▸ **Problem description**:
Please print each entry below exactly as it stands, but without any pictures.

▸ **Entries shown**:
§
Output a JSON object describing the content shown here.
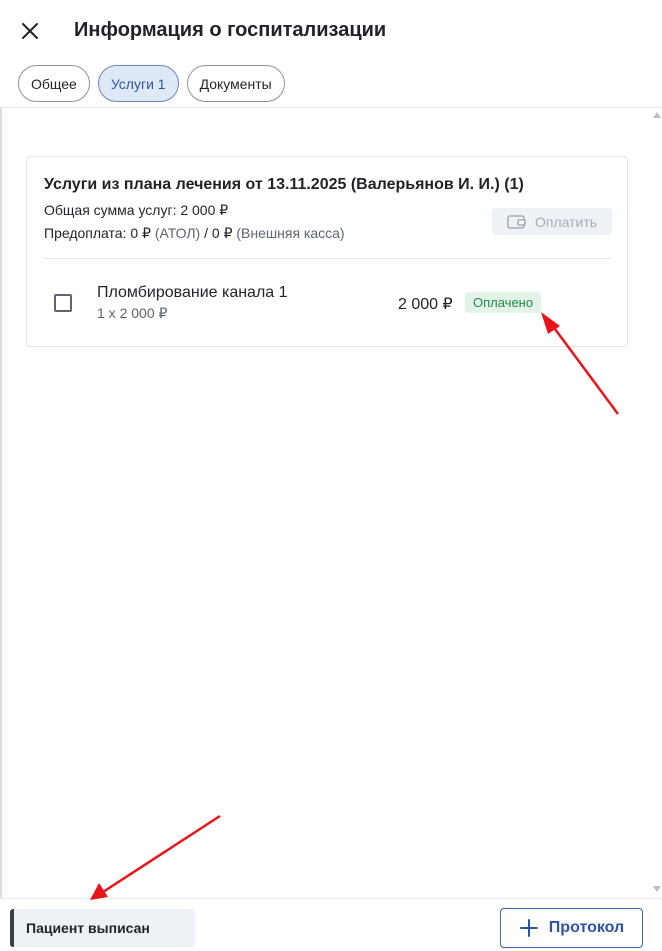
{
  "header": {
    "title": "Информация о госпитализации",
    "close_icon": "close-icon"
  },
  "tabs": [
    {
      "label": "Общее",
      "active": false
    },
    {
      "label": "Услуги 1",
      "active": true
    },
    {
      "label": "Документы",
      "active": false
    }
  ],
  "card": {
    "title": "Услуги из плана лечения от 13.11.2025 (Валерьянов И. И.) (1)",
    "sum": "Общая сумма услуг: 2 000 ₽",
    "prepay_main": "Предоплата: 0 ₽",
    "prepay_atol": "(АТОЛ)",
    "prepay_sep": "/ 0 ₽",
    "prepay_external": "(Внешняя касса)",
    "pay_button": {
      "label": "Оплатить",
      "icon": "wallet-icon"
    },
    "services": [
      {
        "name": "Пломбирование канала 1",
        "qty": "1 x 2 000 ₽",
        "price": "2 000 ₽",
        "status": "Оплачено"
      }
    ]
  },
  "footer": {
    "status": "Пациент выписан",
    "protocol_button": {
      "label": "Протокол",
      "icon": "plus-icon"
    }
  },
  "colors": {
    "accent": "#2c55a8",
    "paid_badge_bg": "#e3f3e8",
    "paid_badge_text": "#1e8a4c",
    "annotation_arrow": "#e8141a"
  }
}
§
▸ **Answer for this exercise**:
Output a JSON object describing the content shown here.
{
  "header": {
    "title": "Информация о госпитализации",
    "close_icon": "close-icon"
  },
  "tabs": [
    {
      "label": "Общее",
      "active": false
    },
    {
      "label": "Услуги 1",
      "active": true
    },
    {
      "label": "Документы",
      "active": false
    }
  ],
  "card": {
    "title": "Услуги из плана лечения от 13.11.2025 (Валерьянов И. И.) (1)",
    "sum": "Общая сумма услуг: 2 000 ₽",
    "prepay_main": "Предоплата: 0 ₽",
    "prepay_atol": "(АТОЛ)",
    "prepay_sep": "/ 0 ₽",
    "prepay_external": "(Внешняя касса)",
    "pay_button": {
      "label": "Оплатить",
      "icon": "wallet-icon"
    },
    "services": [
      {
        "name": "Пломбирование канала 1",
        "qty": "1 x 2 000 ₽",
        "price": "2 000 ₽",
        "status": "Оплачено"
      }
    ]
  },
  "footer": {
    "status": "Пациент выписан",
    "protocol_button": {
      "label": "Протокол",
      "icon": "plus-icon"
    }
  },
  "colors": {
    "accent": "#2c55a8",
    "paid_badge_bg": "#e3f3e8",
    "paid_badge_text": "#1e8a4c",
    "annotation_arrow": "#e8141a"
  }
}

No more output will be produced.